This week on Open Sources Guelph, we are once again overwhelmed by the dregs of living in the year 2020. On the one hand, we’ve got stormtroopers on the streets of American cities, and a burgeoning blowback of abuse and assault allegations here in Canada. On top of that, we’ve got work issues in spite of the pandemic, and those pesky fascistic and colonial statues aren’t going anywhere. What happened to a slow, summer news week?
This Thursday, July 23, at 5 pm, Scotty Hertz and Adam A. Donaldson will discuss:
Portland oh-no! The most active of the Black Lives Matter protests have died down, so why were the streets of Portland, Oregon filled with unidentifiable government goons putting activists into unmarked cars? No one knows who these people are, or what agency they’re a part of, but it goes all the way up to President Donald Trump. Is this performative fascism for the camera, or is this a warm-up act for actual fascism pre-election in November?
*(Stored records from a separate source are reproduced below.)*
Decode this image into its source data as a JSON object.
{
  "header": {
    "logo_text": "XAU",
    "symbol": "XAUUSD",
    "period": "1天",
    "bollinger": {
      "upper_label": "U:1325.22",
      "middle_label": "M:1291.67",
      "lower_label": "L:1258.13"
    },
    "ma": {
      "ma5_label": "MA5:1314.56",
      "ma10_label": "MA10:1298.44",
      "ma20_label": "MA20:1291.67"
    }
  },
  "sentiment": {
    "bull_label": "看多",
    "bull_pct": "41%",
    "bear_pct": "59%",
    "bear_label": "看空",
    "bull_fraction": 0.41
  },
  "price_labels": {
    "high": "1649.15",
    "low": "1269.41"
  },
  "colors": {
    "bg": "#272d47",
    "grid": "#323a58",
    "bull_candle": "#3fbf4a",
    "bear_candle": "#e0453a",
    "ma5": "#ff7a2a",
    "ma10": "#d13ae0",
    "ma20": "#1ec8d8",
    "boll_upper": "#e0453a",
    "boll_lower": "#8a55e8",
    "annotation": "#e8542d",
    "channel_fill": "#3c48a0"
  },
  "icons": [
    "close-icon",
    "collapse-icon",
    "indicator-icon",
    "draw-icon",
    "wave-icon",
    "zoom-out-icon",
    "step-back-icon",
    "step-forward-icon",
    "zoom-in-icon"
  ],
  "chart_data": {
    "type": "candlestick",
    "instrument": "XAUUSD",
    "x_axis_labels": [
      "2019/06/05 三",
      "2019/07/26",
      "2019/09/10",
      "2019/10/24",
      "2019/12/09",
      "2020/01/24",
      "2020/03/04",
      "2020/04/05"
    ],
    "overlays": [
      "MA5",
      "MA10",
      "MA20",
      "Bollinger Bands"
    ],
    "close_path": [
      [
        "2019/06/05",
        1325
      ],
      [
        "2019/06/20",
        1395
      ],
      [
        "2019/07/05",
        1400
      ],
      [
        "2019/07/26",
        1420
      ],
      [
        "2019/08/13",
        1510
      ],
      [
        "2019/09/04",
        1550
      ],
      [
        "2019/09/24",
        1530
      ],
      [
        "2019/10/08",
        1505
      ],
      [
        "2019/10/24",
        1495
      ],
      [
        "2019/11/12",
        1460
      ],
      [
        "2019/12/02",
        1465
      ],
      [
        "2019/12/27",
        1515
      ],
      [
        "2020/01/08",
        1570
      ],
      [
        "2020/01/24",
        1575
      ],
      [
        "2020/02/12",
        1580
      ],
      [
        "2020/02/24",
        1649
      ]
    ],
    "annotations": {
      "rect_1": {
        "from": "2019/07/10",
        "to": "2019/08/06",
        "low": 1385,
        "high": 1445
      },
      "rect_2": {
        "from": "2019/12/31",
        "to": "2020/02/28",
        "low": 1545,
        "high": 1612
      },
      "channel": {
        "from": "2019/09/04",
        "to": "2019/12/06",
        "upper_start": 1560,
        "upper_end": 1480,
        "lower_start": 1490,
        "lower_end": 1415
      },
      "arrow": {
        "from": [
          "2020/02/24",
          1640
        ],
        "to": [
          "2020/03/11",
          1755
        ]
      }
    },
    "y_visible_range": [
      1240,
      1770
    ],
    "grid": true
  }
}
#MouAussi. It hasn’t really broken through into English Canada yet, but there is a MeToo reckoning happening now in Quebec. With a couple of exceptions, like Simple Plan bassist David Desrosiers, the majority of the accused are not well known outside of Quebec’s insular celebrity culture, but that’s not the only thing that’s different about Quebec, where it’s much easier for people to sue for libel even if the allegations are proven true. What can we learn from this new phase of MeToo?
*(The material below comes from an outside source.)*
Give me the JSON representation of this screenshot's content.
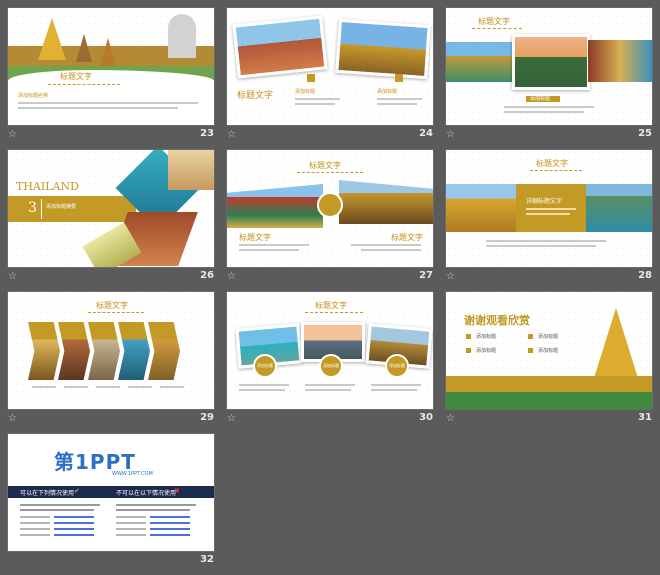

Work Weak? We’ve reached the point in the pandemic where we’re talking about how to get people back to work, and while the Federal government has extended the payout period for the Canadian Emergency Benefit Response, business owners are now shaking their fists because people are getting paid more to not go to work and stay safe. What’s missing from the debate? If people are feeling that they’re not paid enough to risk going to work, shouldn’t we be talking about paying them more?
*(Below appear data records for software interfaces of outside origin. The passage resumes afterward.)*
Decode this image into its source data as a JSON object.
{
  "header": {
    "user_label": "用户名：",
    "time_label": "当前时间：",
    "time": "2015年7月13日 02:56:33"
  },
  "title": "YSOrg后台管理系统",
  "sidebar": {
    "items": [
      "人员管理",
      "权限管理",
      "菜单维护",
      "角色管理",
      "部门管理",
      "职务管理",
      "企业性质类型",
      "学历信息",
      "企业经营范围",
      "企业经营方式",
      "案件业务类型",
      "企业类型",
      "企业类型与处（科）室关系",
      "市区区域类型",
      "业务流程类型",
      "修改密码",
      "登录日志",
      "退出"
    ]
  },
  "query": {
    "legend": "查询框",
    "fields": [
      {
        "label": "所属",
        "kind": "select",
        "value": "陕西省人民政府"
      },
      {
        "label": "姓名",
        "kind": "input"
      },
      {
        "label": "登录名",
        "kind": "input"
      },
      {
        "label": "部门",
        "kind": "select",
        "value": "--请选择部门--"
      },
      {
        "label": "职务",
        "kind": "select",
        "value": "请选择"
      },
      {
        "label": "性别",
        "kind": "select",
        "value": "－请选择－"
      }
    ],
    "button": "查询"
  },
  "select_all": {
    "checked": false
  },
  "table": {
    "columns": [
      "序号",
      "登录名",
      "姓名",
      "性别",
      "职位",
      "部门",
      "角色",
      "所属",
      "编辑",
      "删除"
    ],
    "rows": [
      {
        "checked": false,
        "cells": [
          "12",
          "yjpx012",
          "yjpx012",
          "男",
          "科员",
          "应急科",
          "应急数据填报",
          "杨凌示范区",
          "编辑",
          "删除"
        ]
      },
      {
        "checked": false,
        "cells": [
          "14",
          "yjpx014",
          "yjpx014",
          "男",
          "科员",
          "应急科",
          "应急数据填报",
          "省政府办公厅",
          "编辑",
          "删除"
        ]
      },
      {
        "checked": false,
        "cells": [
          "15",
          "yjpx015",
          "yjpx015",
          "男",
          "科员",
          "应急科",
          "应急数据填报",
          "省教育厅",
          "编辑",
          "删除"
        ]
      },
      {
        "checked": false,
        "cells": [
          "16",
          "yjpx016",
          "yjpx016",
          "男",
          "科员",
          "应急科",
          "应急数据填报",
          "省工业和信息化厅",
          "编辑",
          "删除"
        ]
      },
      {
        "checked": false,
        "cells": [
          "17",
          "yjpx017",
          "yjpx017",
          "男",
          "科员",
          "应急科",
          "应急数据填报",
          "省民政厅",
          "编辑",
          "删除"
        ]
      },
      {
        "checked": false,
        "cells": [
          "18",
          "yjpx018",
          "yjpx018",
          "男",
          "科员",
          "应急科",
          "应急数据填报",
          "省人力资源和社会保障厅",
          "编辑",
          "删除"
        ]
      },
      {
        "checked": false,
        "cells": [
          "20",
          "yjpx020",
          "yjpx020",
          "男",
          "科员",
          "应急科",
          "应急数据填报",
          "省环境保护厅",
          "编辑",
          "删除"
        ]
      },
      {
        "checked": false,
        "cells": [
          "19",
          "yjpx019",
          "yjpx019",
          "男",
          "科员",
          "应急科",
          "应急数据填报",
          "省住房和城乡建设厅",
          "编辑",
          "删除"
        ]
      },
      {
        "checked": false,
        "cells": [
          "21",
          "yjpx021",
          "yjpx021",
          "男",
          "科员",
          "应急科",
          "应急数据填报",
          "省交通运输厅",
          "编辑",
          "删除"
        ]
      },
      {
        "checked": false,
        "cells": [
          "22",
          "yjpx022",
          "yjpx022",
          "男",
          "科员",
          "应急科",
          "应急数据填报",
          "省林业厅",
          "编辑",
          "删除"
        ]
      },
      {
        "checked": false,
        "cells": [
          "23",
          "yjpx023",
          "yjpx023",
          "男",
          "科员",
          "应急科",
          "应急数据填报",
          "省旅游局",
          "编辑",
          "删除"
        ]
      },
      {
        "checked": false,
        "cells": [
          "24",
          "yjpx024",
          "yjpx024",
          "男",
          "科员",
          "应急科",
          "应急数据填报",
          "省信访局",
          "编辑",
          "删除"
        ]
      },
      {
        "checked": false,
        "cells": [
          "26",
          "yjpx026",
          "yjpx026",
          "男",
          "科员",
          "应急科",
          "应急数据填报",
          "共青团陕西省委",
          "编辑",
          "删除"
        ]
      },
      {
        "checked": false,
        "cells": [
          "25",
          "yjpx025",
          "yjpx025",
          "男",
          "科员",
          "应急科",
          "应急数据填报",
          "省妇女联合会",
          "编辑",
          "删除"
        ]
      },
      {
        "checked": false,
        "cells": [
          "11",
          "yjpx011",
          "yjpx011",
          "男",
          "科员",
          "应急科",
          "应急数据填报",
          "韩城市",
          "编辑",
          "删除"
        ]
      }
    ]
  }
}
Statue of Limitations. More statue news this week as three protestors were taken into custody in Toronto for painting a Sir John A. MacDonald statue at Queen’s Park pink, meanwhile Halton Regional Police were investigating the defacement of a Nazi monument in Oakville as a hate crime. Wait a minute, there’s a Nazi monument in Oakville? You better believe it, which is another thing we’ve discovered about ourselves in another difficult week of reassessing our racial biases.
Open Sources is live on CFRU 93.3 fm and cfru.ca at 5 pm on Thursday.